Retired Beaufort County employees’ healthcare benefits will end on June 30. This includes Beaufort County EMS workers; some blame the benefit cuts on their turn-over rate. Paramedics say they’re filling the gaps and but hope there can be some recognition for their services this week during ‘National EMS Week’.
When NEWS 3 first reported EMS employees having retired benefits cut, some voiced concerns for low morale among staff, workers leaving, and fatigue from covering extra shifts.
“I feel terrible for the people that have put in their entire lives into this and now you know, things like this are going to happen to them,” former employee Jon Bruner told NEWS 3 in August.
There were about a dozen openings then. Now, Paramedic Shift Supervisor Danny Tinnel says there are five full-time openings and five part-time openings for personnel on ambulances.
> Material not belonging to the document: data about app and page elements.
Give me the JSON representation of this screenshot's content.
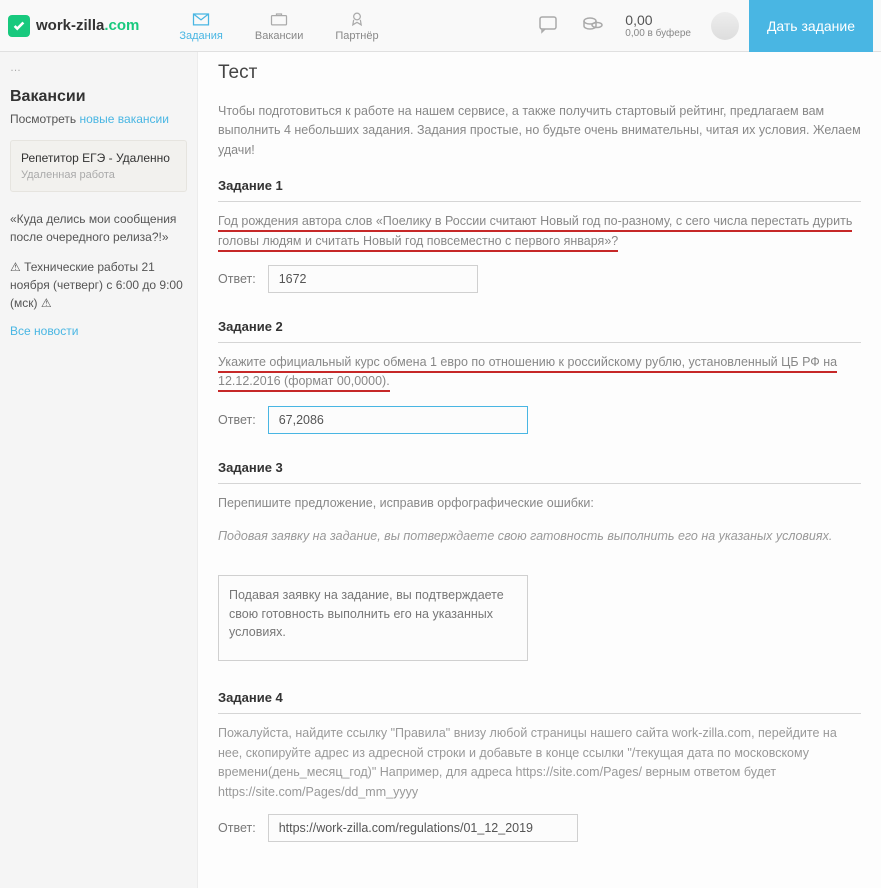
{
  "header": {
    "logo_prefix": "work",
    "logo_mid": "-zilla",
    "logo_suffix": ".com",
    "nav": [
      {
        "label": "Задания",
        "icon": "mail",
        "active": true
      },
      {
        "label": "Вакансии",
        "icon": "briefcase",
        "active": false
      },
      {
        "label": "Партнёр",
        "icon": "badge",
        "active": false
      }
    ],
    "balance_amount": "0,00",
    "balance_sub": "0,00 в буфере",
    "cta": "Дать задание"
  },
  "sidebar": {
    "vacancies_h": "Вакансии",
    "view_prefix": "Посмотреть",
    "view_link": " новые вакансии",
    "job": {
      "title": "Репетитор ЕГЭ - Удаленно",
      "sub": "Удаленная работа"
    },
    "news": [
      "«Куда делись мои сообщения после очередного релиза?!»",
      "⚠ Технические работы 21 ноября (четверг) с 6:00 до 9:00 (мск) ⚠"
    ],
    "all_news": "Все новости"
  },
  "main": {
    "title": "Тест",
    "intro": "Чтобы подготовиться к работе на нашем сервисе, а также получить стартовый рейтинг, предлагаем вам выполнить 4 небольших задания. Задания простые, но будьте очень внимательны, читая их условия. Желаем удачи!",
    "answer_label": "Ответ:",
    "task1": {
      "h": "Задание 1",
      "q": "Год рождения автора слов «Поелику в России считают Новый год по-разному, с сего числа перестать дурить головы людям и считать Новый год повсеместно с первого января»?",
      "value": "1672"
    },
    "task2": {
      "h": "Задание 2",
      "q": "Укажите официальный курс обмена 1 евро по отношению к российскому рублю, установленный ЦБ РФ на 12.12.2016 (формат 00,0000).",
      "value": "67,2086"
    },
    "task3": {
      "h": "Задание 3",
      "q1": "Перепишите предложение, исправив орфографические ошибки:",
      "q2": "Подовая заявку на задание, вы потверждаете свою гатовность выполнить его на указаных условиях.",
      "value": "Подавая заявку на задание, вы подтверждаете свою готовность выполнить его на указанных условиях."
    },
    "task4": {
      "h": "Задание 4",
      "q": "Пожалуйста, найдите ссылку \"Правила\" внизу любой страницы нашего сайта work-zilla.com, перейдите на нее, скопируйте адрес из адресной строки и добавьте в конце ссылки \"/текущая дата по московскому времени(день_месяц_год)\" Например, для адреса https://site.com/Pages/ верным ответом будет https://site.com/Pages/dd_mm_yyyy",
      "value": "https://work-zilla.com/regulations/01_12_2019"
    }
  }
}
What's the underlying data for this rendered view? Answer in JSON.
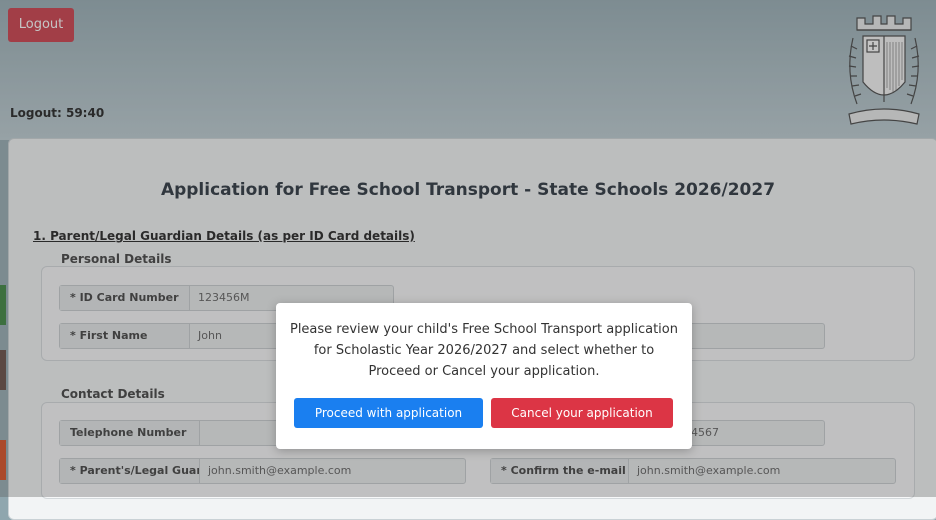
{
  "header": {
    "logout_label": "Logout",
    "timer_text": "Logout: 59:40"
  },
  "form": {
    "title": "Application for Free School Transport - State Schools 2026/2027",
    "section_title": "1. Parent/Legal Guardian Details (as per ID Card details)",
    "personal": {
      "heading": "Personal Details",
      "id_card_label": "* ID Card Number",
      "id_card_value": "123456M",
      "first_name_label": "* First Name",
      "first_name_value": "John"
    },
    "contact": {
      "heading": "Contact Details",
      "telephone_label": "Telephone Number",
      "telephone_value": "",
      "mobile_partial_value": "4567",
      "email_label": "* Parent's/Legal Guar...",
      "email_value": "john.smith@example.com",
      "confirm_email_label": "* Confirm the e-mail ...",
      "confirm_email_value": "john.smith@example.com"
    }
  },
  "modal": {
    "message": "Please review your child's Free School Transport application for Scholastic Year 2026/2027 and select whether to Proceed or Cancel your application.",
    "proceed_label": "Proceed with application",
    "cancel_label": "Cancel your application"
  },
  "colors": {
    "header_bg": "#91a8b0",
    "logout_red": "#c9303e",
    "proceed_blue": "#1a7ff0",
    "cancel_red": "#dc3545"
  },
  "icons": {
    "crest": "malta-coat-of-arms-icon"
  }
}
The total number of personnel employed is 81.
“It’s a constant challenge in this area to be able to recruit paramedics,” Tinnel says.
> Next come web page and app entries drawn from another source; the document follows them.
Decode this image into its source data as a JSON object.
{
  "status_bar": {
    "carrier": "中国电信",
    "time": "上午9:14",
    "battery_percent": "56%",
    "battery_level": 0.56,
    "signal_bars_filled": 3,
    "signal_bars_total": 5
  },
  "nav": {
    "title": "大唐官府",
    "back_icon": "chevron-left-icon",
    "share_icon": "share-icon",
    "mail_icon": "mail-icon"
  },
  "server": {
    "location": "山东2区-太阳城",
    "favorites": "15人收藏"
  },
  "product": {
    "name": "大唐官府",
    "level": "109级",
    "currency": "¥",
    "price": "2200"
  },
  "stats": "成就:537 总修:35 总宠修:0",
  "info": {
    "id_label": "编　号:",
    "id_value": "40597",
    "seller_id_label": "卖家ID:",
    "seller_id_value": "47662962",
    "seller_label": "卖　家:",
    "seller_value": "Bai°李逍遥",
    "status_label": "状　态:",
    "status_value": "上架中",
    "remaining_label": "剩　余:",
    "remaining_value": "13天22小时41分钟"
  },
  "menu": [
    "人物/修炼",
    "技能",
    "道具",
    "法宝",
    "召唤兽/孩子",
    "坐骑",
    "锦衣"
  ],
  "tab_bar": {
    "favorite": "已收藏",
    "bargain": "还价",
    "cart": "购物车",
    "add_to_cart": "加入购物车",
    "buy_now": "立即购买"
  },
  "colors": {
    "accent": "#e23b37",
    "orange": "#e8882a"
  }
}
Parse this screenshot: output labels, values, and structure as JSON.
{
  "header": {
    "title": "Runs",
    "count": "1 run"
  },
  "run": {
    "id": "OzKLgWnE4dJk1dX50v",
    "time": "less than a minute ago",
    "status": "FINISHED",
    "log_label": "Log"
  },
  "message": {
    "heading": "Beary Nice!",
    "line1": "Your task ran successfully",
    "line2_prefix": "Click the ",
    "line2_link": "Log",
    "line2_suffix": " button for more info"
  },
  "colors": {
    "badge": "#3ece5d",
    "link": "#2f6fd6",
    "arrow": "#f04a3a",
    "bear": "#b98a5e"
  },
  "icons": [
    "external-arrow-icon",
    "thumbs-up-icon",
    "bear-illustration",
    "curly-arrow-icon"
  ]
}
“To have this job, you just have to have the drive to do it. I don’t think anybody comes at ems going, ‘hey I’m going to come in here and I’m going to become rich’,” he says.
As they fill openings, they hope this week can offer some recognition for the job often overlooked. To celebrate National EMS Week, there’s been a memorial bike ride for the fallen, and workers recognized. Tinnel says they like to hear success stories from former patients, too.
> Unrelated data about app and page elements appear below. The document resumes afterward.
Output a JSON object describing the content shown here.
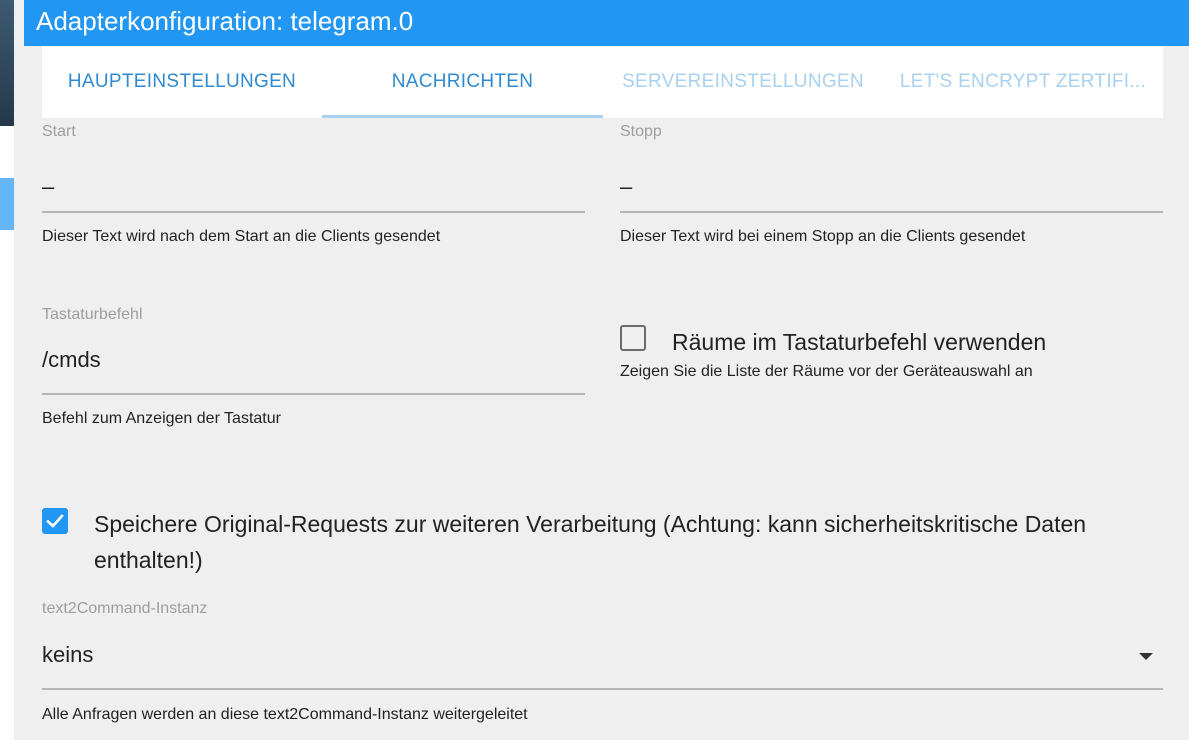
{
  "dialog": {
    "title": "Adapterkonfiguration: telegram.0"
  },
  "tabs": [
    {
      "label": "HAUPTEINSTELLUNGEN",
      "state": "enabled"
    },
    {
      "label": "NACHRICHTEN",
      "state": "selected"
    },
    {
      "label": "SERVEREINSTELLUNGEN",
      "state": "disabled"
    },
    {
      "label": "LET'S ENCRYPT ZERTIFI...",
      "state": "disabled"
    }
  ],
  "form": {
    "start": {
      "label": "Start",
      "value": "–",
      "helper": "Dieser Text wird nach dem Start an die Clients gesendet"
    },
    "stop": {
      "label": "Stopp",
      "value": "–",
      "helper": "Dieser Text wird bei einem Stopp an die Clients gesendet"
    },
    "keyboard": {
      "label": "Tastaturbefehl",
      "value": "/cmds",
      "helper": "Befehl zum Anzeigen der Tastatur"
    },
    "rooms": {
      "label": "Räume im Tastaturbefehl verwenden",
      "helper": "Zeigen Sie die Liste der Räume vor der Geräteauswahl an",
      "checked": false
    },
    "save_requests": {
      "label_line1": "Speichere Original-Requests zur weiteren Verarbeitung (Achtung: kann sicherheitskritische Daten",
      "label_line2": "enthalten!)",
      "checked": true
    },
    "text2command": {
      "label": "text2Command-Instanz",
      "value": "keins",
      "helper": "Alle Anfragen werden an diese text2Command-Instanz weitergeleitet"
    }
  },
  "colors": {
    "title_bar": "#2196f3",
    "tab_active": "#2f8ad0",
    "tab_disabled": "#a8d1ef",
    "background": "#efefef"
  }
}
“We get [patients] in the back of that ambulance, and we pass them off to the hospitals for further treatment, and we really never hear the end of the story,” he says.
There are other projects staff hope to work with the county on, too. There are two newer ambulances they’d like to have stationed in areas of the county where response times can be improved.